12:50 PM. Twinkies. They talk about how the Bowling Moms are ahead of them, and how the Twinkies "want to beat them." I'm glad they're getting the hang of it. It's only taken four legs. We also see the Moms in a cab talking about being in a "horse race" with the Twinkies, but of course, they left the pit stop a half-hour ahead of them, so it's hard to call that a squeaker, at least this early on. I'm having a little trouble getting into the whole "Twinkies versus Moms!" tension thing they're trying to set up here, because...I can't stand the twins, and I'm bored by the moms for the most part.
Charla stops a guy on the street with a rendition of that hit that's making its way up the pop charts -- it goes a little something like this: "Choo-choooo!" He doesn't appear very responsive, as Mirna whines that they can't find a taxi and can't find the train station. She voices over that their hair froze while they were walking. Oh, please, big deal. That happens to me multiple times every winter. The best reason to blow dry your hair in Minnesota in January? So it doesn't get broken. They wind up walking the entire way to the train station, and when they get there, what do they have to say? "Choo-choooo!" Yeah, you're already there, so you can quit that now, because you're really going to be sad if they put you on a steam engine. You know what's admirable, though? The show didn't explicitly comment on everybody saying "choo-choo." They just showed it, and they trusted you to get it. On your run-of-the-mill idiot show, you'd have an interview where somebody said, "It's very difficult when you don't speak the language, so sometimes you have to improvise something that you think people will understand, and that's why we kept just saying 'choo-choo.'" Here, they just show it. They know you're going to get it, and get that it's funny. Every once in a while, I like to see a TV show that doesn't think I need embedded audio and video CliffsNotes.

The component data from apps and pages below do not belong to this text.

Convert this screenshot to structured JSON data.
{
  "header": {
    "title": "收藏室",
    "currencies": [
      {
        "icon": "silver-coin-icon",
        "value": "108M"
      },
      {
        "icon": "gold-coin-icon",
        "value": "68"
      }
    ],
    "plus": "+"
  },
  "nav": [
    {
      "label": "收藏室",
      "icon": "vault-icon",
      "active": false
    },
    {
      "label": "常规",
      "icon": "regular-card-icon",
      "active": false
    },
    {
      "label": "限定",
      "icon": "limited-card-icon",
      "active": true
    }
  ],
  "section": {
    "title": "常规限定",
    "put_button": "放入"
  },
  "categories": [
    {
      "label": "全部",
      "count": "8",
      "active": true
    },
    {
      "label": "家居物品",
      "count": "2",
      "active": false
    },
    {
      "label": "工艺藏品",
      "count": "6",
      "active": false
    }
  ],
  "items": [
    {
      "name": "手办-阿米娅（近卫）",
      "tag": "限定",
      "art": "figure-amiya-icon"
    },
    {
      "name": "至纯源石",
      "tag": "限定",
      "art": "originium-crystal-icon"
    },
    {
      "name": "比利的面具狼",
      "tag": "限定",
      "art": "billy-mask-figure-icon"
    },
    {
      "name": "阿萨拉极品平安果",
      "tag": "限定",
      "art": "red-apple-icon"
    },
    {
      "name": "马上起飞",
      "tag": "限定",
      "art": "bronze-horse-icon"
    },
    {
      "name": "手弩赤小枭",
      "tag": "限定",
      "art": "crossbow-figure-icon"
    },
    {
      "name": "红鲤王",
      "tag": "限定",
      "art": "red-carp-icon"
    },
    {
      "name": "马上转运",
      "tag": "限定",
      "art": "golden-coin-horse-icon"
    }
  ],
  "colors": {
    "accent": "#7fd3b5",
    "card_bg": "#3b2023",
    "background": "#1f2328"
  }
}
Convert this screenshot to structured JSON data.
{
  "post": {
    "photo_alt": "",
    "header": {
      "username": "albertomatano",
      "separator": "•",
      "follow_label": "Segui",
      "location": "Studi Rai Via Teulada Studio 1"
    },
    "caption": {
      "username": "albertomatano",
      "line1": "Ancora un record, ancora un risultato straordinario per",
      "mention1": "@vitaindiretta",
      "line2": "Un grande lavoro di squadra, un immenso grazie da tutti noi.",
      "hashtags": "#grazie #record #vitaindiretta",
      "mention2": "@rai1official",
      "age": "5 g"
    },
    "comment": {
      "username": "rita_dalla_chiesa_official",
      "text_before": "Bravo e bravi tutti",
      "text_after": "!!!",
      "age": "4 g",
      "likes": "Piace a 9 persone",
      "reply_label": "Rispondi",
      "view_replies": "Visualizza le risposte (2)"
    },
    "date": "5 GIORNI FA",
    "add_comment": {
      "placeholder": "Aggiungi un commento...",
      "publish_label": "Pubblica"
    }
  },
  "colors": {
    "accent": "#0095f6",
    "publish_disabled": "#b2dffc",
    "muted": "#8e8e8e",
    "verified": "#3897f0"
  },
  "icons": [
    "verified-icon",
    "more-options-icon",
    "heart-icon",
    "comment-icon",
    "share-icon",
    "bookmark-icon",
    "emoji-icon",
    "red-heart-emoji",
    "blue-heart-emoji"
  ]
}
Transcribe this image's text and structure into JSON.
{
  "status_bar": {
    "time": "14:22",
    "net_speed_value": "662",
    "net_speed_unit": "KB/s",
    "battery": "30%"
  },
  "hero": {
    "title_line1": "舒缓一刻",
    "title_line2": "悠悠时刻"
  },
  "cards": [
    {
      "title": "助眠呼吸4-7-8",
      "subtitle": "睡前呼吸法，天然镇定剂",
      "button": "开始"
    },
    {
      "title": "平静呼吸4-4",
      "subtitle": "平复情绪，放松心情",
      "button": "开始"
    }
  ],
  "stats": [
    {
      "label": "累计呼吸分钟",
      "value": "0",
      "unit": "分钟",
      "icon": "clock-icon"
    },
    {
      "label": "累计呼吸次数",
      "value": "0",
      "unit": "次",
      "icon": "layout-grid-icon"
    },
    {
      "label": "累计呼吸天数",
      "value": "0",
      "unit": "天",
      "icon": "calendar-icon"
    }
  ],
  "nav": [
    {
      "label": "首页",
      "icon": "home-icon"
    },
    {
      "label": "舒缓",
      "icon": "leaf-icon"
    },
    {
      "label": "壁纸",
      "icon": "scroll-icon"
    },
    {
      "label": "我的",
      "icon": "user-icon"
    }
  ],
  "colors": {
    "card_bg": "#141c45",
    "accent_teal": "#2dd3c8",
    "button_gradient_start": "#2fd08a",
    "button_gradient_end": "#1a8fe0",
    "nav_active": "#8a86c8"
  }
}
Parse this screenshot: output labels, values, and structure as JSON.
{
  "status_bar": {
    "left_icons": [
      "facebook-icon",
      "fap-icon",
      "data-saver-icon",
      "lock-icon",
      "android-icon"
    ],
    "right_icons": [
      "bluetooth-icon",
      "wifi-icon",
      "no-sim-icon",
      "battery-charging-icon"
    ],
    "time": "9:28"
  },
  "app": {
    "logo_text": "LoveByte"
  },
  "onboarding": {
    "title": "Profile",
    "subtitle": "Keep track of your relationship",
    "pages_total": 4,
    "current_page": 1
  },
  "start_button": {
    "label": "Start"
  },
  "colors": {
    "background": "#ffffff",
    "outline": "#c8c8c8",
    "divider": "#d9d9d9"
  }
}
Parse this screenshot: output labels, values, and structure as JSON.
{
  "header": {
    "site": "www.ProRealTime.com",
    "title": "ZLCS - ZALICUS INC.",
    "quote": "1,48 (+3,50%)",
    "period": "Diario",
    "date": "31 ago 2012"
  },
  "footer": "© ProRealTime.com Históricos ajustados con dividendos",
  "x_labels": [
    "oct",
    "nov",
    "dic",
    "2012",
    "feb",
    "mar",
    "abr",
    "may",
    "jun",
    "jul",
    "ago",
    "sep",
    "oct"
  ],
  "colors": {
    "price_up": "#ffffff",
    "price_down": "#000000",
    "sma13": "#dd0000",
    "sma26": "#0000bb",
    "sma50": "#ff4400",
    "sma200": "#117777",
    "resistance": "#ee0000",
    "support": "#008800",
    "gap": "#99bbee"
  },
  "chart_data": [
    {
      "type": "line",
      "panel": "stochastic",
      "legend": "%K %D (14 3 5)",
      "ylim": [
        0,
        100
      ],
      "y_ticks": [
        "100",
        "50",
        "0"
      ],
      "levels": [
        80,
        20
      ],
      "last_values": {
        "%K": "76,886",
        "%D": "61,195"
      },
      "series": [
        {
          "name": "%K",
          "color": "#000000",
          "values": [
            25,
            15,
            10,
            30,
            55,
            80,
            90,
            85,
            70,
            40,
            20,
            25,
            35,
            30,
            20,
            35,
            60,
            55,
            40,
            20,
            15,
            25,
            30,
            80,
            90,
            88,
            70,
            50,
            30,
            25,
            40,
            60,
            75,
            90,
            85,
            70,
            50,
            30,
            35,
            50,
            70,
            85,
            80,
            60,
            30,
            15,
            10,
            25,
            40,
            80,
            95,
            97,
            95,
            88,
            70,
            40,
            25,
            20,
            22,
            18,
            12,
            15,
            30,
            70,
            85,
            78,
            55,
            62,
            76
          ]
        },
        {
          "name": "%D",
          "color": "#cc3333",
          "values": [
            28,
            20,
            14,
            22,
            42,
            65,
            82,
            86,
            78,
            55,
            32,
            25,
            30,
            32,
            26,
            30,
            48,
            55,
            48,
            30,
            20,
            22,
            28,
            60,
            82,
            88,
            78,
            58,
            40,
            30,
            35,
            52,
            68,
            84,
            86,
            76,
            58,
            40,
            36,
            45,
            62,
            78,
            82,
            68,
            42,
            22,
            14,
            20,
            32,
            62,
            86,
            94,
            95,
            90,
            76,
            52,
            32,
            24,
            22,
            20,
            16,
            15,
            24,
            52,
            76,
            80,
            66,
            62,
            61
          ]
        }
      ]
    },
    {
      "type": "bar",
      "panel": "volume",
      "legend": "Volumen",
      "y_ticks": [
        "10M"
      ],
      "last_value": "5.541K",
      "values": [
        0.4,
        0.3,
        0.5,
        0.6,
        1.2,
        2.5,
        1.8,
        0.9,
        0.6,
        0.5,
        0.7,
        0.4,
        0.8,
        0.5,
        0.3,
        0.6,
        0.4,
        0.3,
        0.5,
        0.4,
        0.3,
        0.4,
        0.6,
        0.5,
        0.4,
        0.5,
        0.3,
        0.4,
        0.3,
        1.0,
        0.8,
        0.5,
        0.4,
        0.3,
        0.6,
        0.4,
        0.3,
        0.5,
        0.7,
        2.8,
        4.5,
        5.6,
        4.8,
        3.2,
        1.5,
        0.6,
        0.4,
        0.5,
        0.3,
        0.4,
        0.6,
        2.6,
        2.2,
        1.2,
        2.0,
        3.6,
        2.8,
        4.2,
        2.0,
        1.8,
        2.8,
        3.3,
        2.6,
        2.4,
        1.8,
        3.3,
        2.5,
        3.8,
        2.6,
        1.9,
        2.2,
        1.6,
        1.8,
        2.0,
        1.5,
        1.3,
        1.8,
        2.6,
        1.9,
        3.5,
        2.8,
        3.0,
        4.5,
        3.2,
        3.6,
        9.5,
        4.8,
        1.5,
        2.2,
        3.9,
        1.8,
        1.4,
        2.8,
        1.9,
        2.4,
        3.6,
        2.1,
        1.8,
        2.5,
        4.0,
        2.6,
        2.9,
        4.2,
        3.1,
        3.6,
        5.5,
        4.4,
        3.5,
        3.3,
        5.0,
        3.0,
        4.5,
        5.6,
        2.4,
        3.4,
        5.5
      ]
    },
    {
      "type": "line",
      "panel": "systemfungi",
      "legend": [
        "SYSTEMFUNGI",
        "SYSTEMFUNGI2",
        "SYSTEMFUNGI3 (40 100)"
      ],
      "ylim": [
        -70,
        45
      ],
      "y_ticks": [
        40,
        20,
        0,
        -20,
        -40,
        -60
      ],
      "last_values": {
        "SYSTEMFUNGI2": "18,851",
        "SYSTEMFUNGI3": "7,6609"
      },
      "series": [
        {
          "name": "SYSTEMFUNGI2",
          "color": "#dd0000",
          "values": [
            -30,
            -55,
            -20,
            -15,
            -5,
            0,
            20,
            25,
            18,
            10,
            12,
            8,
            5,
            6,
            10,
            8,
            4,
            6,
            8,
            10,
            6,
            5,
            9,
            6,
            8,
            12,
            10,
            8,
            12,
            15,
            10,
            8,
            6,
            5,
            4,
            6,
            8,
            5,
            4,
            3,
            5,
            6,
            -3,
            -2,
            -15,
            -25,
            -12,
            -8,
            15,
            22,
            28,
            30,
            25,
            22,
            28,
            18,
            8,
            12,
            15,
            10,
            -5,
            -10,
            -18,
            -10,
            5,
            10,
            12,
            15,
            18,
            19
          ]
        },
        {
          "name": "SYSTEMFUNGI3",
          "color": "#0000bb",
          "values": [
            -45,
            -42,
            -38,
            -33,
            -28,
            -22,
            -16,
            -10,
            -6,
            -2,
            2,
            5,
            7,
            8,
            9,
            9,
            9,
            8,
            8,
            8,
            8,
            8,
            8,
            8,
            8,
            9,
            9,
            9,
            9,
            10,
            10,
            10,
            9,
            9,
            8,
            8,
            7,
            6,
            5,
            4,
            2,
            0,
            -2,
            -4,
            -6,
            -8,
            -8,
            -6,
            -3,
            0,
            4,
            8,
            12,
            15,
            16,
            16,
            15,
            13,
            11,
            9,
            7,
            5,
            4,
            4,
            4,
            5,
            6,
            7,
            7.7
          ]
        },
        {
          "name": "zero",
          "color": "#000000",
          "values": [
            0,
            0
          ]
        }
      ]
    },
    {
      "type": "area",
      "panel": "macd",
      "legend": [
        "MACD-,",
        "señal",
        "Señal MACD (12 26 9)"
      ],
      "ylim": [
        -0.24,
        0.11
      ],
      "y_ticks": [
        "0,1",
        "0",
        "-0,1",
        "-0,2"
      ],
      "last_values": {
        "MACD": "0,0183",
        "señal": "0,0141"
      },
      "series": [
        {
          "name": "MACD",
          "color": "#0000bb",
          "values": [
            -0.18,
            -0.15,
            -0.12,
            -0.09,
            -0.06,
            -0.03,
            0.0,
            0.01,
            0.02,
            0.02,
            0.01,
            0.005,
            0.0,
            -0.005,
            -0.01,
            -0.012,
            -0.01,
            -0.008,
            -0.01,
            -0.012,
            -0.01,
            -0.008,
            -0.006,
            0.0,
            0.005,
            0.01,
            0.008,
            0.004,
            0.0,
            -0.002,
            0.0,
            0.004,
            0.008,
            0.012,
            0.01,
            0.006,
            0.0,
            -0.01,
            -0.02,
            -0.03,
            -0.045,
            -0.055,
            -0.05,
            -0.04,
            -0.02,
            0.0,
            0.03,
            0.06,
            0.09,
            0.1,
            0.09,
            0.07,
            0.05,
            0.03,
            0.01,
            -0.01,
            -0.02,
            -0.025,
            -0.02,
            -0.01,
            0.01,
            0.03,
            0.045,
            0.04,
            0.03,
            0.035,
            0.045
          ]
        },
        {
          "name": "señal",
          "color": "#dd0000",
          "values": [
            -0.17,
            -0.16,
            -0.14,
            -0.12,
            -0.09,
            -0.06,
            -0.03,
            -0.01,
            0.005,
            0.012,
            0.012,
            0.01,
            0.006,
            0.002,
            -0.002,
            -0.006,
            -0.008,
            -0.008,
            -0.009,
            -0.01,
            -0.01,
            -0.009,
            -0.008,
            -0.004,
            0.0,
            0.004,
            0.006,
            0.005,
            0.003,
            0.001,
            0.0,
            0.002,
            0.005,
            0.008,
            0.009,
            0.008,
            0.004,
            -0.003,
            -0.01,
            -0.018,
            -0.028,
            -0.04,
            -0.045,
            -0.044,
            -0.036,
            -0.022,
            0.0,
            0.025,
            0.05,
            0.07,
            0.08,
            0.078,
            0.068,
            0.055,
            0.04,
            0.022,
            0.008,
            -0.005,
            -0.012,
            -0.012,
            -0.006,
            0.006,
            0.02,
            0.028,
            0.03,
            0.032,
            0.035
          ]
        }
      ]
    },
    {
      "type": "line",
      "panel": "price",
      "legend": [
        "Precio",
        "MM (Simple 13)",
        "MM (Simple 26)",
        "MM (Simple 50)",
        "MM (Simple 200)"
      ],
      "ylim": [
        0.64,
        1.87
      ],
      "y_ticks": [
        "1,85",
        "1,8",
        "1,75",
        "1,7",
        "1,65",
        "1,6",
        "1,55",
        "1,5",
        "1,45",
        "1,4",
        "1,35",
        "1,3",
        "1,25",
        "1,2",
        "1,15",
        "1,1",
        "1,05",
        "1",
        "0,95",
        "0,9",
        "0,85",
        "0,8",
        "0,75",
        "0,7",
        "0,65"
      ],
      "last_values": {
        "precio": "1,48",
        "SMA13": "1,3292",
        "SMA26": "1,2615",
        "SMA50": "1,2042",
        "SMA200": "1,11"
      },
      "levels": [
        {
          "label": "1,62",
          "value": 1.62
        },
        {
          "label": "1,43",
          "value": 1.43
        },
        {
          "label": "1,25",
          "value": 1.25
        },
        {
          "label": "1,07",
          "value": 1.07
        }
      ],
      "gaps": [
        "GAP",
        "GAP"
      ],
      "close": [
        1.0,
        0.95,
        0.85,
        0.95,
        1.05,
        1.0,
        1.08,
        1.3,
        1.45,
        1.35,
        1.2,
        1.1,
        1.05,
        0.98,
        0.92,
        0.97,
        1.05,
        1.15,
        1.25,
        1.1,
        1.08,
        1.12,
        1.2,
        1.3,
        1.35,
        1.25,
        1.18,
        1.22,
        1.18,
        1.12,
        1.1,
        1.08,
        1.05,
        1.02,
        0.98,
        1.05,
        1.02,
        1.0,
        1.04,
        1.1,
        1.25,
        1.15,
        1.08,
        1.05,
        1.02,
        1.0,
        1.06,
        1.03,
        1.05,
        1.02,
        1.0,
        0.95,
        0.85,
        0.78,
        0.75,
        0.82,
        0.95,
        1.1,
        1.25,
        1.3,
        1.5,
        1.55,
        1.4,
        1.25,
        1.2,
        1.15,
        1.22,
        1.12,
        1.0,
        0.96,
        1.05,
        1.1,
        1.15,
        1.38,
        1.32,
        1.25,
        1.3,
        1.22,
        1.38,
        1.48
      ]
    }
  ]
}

At the Hermitage, Chip and Kim are arriving. They are, of course, "Currently in 1st Place." Inside, they meet Sergei, who will be their curator. They start walking through the museum, and Chip voices over that he could "feel its historical greatness." And he actually says this with some sense of excitement, which is part of what makes me like him a lot. Most people who speak of the historical greatness of a museum are doing it out of a sense of obligation and the fear that history teachers past will rear up and smite them if they don't, but Chip seems really jazzed. "This is awesome!" he says.